**Problem requirements:** Every line of the material below is to be printed again exactly.

**Task input:**
+---+

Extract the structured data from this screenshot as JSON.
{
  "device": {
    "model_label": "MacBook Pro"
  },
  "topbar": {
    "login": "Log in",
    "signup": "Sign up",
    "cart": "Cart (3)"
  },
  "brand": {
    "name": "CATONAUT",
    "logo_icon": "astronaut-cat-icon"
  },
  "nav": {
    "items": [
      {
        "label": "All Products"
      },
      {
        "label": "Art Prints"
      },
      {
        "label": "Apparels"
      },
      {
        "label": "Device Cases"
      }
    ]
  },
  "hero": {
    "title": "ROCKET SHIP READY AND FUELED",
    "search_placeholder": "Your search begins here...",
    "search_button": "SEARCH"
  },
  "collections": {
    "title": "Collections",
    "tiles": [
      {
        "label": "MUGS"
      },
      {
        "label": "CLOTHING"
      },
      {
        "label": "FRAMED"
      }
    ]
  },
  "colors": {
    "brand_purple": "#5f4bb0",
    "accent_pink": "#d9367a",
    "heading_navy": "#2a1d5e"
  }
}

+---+

**Task answer:**
Extract the structured data from this screenshot as JSON.
{
  "device": {
    "model_label": "MacBook Pro"
  },
  "topbar": {
    "login": "Log in",
    "signup": "Sign up",
    "cart": "Cart (3)"
  },
  "brand": {
    "name": "CATONAUT",
    "logo_icon": "astronaut-cat-icon"
  },
  "nav": {
    "items": [
      {
        "label": "All Products"
      },
      {
        "label": "Art Prints"
      },
      {
        "label": "Apparels"
      },
      {
        "label": "Device Cases"
      }
    ]
  },
  "hero": {
    "title": "ROCKET SHIP READY AND FUELED",
    "search_placeholder": "Your search begins here...",
    "search_button": "SEARCH"
  },
  "collections": {
    "title": "Collections",
    "tiles": [
      {
        "label": "MUGS"
      },
      {
        "label": "CLOTHING"
      },
      {
        "label": "FRAMED"
      }
    ]
  },
  "colors": {
    "brand_purple": "#5f4bb0",
    "accent_pink": "#d9367a",
    "heading_navy": "#2a1d5e"
  }
}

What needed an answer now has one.